AMSTERDAM • Dutch artist and children's author Dick Bruna, whose much-loved cartoon rabbit Miffy has sold more than 80 million books in more than 50 languages since its creation in 1955, has died, his publisher said in a statement. He was 89.
He died in his sleep last Thursday in his hometown of Utrecht, publisher Mercis said.
Bruna created Miffy to entertain his infant son after seeing a rabbit in the dunes while on a seaside holiday and went on to relate the bunny's adventures in more than 30 books sold worldwide.
Miffy, known as Nijntje in Dutch, was his best-known creation, enjoying great popularity in Asia and adorning lunchboxes the world over.
She has two dots for eyes and a cross for her mouth.

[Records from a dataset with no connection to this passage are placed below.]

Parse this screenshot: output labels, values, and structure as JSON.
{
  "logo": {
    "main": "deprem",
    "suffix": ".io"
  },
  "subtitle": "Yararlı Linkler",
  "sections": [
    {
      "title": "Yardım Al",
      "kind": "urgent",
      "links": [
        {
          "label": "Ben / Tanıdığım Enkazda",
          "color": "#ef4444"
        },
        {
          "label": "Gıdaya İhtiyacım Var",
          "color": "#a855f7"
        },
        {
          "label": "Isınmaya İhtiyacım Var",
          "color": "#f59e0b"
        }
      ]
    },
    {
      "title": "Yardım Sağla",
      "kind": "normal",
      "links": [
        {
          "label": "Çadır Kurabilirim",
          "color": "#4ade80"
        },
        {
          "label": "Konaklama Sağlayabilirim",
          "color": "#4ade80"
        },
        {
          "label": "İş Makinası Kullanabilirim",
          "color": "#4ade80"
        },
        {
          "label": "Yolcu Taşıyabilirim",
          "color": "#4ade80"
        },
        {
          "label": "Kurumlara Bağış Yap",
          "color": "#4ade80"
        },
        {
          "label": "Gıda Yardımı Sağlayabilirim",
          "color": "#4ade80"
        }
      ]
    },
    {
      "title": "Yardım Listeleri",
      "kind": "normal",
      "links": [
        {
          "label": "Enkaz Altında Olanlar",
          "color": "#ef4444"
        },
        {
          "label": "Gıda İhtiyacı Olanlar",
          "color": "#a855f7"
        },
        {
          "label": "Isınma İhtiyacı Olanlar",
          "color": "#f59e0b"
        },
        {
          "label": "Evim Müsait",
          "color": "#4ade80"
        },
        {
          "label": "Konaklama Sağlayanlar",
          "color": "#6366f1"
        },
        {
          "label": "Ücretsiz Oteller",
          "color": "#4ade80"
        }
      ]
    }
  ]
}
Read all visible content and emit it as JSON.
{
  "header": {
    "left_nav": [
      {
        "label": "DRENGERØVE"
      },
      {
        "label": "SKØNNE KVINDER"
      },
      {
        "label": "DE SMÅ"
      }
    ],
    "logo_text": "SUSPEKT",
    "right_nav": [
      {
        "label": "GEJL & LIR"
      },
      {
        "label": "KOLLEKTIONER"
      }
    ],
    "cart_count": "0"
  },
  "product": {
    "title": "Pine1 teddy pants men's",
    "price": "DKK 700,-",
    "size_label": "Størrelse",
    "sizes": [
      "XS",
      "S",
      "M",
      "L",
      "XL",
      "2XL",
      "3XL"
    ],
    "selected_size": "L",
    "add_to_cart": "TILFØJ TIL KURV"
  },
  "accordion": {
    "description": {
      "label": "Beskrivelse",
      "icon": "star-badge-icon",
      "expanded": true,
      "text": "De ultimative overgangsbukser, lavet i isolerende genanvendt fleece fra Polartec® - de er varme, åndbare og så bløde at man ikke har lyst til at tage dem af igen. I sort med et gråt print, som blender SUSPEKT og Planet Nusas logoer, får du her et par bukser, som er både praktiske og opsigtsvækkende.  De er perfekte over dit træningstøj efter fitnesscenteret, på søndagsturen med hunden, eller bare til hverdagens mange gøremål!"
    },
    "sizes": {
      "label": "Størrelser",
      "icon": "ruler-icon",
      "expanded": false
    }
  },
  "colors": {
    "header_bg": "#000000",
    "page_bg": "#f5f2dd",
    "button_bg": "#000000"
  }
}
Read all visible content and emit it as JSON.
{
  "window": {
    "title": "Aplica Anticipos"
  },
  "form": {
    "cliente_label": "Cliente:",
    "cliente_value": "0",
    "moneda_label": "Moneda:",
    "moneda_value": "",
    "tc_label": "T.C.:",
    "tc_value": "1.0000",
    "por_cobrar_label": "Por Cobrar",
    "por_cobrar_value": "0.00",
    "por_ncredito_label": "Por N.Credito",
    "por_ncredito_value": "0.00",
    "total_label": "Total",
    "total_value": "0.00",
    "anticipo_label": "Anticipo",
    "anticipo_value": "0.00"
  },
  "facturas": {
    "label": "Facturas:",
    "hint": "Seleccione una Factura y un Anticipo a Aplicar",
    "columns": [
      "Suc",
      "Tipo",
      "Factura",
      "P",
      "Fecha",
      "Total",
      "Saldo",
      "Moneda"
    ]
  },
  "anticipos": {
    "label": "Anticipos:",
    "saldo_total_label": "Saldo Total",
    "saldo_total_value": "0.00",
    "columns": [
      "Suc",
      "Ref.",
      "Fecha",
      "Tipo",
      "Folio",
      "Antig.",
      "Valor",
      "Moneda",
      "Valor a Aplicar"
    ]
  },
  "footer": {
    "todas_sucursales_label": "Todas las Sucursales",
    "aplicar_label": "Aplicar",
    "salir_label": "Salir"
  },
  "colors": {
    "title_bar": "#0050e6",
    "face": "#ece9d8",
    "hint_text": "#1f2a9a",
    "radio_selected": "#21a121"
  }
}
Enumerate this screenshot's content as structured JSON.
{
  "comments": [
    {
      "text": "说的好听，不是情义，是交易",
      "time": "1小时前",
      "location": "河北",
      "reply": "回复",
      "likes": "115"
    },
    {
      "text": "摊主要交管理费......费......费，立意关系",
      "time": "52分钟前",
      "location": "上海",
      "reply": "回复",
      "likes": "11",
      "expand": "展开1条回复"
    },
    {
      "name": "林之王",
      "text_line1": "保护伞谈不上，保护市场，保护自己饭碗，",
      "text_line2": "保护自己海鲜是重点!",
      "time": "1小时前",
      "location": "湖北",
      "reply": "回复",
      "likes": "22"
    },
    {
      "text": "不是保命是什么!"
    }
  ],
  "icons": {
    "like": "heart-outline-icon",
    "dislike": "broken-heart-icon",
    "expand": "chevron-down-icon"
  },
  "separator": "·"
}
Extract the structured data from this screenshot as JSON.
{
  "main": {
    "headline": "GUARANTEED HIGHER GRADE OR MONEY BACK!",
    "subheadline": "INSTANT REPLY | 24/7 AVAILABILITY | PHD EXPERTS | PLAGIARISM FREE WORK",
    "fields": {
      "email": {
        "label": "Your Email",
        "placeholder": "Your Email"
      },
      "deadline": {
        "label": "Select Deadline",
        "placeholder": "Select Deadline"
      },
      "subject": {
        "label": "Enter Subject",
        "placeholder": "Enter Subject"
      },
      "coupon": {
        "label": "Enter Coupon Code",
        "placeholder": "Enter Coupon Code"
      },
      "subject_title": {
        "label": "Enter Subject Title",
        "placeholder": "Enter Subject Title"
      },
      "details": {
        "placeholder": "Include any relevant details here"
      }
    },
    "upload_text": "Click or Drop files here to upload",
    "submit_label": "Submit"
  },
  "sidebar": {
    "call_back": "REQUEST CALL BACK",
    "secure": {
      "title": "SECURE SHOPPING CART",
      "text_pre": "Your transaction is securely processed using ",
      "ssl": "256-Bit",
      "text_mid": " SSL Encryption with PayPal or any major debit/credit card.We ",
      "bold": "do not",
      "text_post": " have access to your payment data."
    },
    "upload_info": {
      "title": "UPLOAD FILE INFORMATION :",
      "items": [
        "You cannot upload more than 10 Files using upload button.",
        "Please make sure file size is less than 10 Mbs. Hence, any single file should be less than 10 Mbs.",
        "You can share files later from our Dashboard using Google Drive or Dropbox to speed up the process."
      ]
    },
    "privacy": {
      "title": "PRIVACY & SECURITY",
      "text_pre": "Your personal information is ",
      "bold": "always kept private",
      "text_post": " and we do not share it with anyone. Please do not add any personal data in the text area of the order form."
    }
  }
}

Bruna decided she should be a girl, as drawing dresses was more fun than trousers.
It is her endearing simplicity, along with that of her friends such as Poppy the kind pig lady and Snuffy the dog, which has cemented the books' universal appeal to pre-schoolers.
The tales, told in small square books designed to fit little hands, help youngsters explore the world through Miffy's adventures in places such as the zoo or the doctor's.
But grown-up art lovers have also praised Bruna's mastery of minimalism.
"When I'm sitting at my drawing table, it sometimes feels as if a child is standing there looking straight at me," he once said of his work. "Children have this great directness. It's something I appreciate hugely."
He was born in Utrecht on Aug 23, 1927, and had been expected to join the family publishing company, once the largest in the Netherlands.
But drawing was his first love and, during a study tour of Paris in the 1940s, he was influenced by French painters Henri Matisse and Fernand Leger.
"Matisse, of course, taught me simplicity and the use of colours," he said. "In my work, I've also tried to reduce things as much as I could, leaving only the bare essentials."
Returning to Utrecht, he began his career as an illustrator of covers for books including Ian Fleming's James Bond series and Georges Simenon's Inspector Maigret thrillers. He took one element from a novel to feature on the cover - such as a pipe for Maigret, or a halo for Dutch series The Saint.
As Miffy's popularity grew, he devoted himself to her world as well as illustrating and writing other children's books.
Despite his worldwide popularity - hordes of young fans trekked to Utrecht to meet him - Bruna led a simple life. Rising before dawn most mornings, he would squeeze a fresh orange juice and draw a picture for his wife Irene.
Then, he would cycle through cobbled streets and over canals to his airy studio.
Before he retired in 2011, he admitted that starting a new book was always nerve-racking.
"When I'm drawing Miffy, just the face, the two eyes and the little cross, it can take forever to make her look a tiny bit unhappy or a tiny bit cheerful," he said. "I spend ages working on these minute details."
Each book was hand-drawn. Using a paintbrush dipped in black, Bruna carefully made tiny strokes to craft his character's outlines.
Specially printed coloured paper - blue, green, yellow and what is known as "Bruna red", which has a little orange mixed in to make it warmer - were then slipped behind transparencies to make a kind of collage.
"I have a small talent and I have to work hard to do something with it," he said.
REUTERS, AGENCE FRANCE-PRESSE